|Route mileage||30, 533||34, 689||14|
|Passenger miles (in millions)||15, 707||20, 705||32|
|Ton miles (in millions) ..||15, 213||21, 209||39|
|Working Expenses (in lakhs)||Rs. 3, 129||6, 961||122|
|Number of employees (excluding construction and contractor labour) ..||597, 415||751, 808||26|
|Cost of above in lakhs||Rs. 1, 362||3, 726||173|
|Cost after allowing for increase of 26% in|
|number of employees||Rs. 1, 715||3, 726||117|

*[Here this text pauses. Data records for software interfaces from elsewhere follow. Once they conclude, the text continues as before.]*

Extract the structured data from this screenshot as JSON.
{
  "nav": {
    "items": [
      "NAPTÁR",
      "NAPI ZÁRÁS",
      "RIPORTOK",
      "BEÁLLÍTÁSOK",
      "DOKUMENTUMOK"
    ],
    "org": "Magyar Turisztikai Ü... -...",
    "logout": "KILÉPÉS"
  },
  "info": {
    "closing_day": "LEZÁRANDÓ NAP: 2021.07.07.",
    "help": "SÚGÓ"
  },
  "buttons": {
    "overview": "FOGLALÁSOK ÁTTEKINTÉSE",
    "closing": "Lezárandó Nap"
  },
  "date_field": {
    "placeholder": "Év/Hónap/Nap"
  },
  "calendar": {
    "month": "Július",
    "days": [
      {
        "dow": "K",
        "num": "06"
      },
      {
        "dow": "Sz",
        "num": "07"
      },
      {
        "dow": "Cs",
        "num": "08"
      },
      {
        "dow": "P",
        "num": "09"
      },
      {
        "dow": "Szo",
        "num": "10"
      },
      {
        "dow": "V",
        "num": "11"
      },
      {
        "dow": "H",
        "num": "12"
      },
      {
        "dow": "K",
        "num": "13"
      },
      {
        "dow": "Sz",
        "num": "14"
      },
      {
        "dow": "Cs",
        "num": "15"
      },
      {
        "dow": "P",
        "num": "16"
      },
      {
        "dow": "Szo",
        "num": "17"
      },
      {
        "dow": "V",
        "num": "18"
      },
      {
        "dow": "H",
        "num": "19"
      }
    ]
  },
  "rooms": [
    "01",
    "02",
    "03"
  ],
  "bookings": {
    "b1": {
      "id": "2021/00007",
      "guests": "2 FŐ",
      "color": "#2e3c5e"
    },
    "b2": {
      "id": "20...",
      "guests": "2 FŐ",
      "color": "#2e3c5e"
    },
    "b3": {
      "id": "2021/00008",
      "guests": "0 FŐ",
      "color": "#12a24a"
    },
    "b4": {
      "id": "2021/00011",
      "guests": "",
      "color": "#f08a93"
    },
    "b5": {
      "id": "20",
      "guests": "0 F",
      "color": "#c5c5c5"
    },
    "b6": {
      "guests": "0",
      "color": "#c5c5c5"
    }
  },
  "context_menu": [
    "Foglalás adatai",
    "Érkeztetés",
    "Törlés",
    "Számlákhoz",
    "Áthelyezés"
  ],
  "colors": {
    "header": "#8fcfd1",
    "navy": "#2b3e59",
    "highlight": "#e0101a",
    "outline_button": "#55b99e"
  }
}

These figures cover all staff, superior and subordinate, permanent and temporary, employed on open line, excluding construction staff and all contractors' staff. The 1928-29 figures, however, include bonus contributions to the Provident Fund and gratuities not debited in 1913-14 and to that extent differ from the pre-war year's figures. Nevertheless the comparison bears out the Railway Board's estimate of the increase in labour costs and gives an indication of the increase in earnings of railway workers since 1914. On the other hand, the index figures of the cost of living published in the Labour Gazette of the Government of Bombay indicate a fall in the percentage increase over July 1914 from the 1920 average of 90% to an average of 48% for 1929 and to 22% at the end of 1930. Although the position of railway workers generally would appear to have improved considerably in recent years, as regards both earning capacity and buying power, the Railway Board recognise that accepted standards are being raised, and what would have been regarded as satisfactory even ten years ago is no longer sufficient. Early in 1929, therefore, they set on foot a systematic examination of the service conditions of lower paid employees, with the result that revised scales of pay for these employees have been sanctioned and put into effect on three of the state-owned and state-managed railways at an estimated annual cost of Rs. 26 lakhs per annum. Revisions of pay have also been sanctioned for two of the company-managed railways, involving additional expenditure of over Rs. 6 lakhs annually, and it is stated that elsewhere similar improvements are under discussion. Moreover, enquiries as to the pay of other subordinate employees on scales higher than those recently revised or under revision have been instituted. We appreciate the difficulties caused by the present depression in trade and realise that the extent and rate of the desired improvements are conditioned by the ability of the railways and of traffic to bear the additional expenditure required. It must be kept in view, however, that of 759, 000 employees on the twelve Class I railways under review on 31st March 1930, 408, 000 or 54% were in receipt of less than Rs. 20 per month. We recommend, therefore, that the claims of low paid workers to improved wage standards should continue to receive careful consideration from the Railway Board and the administrations concerned.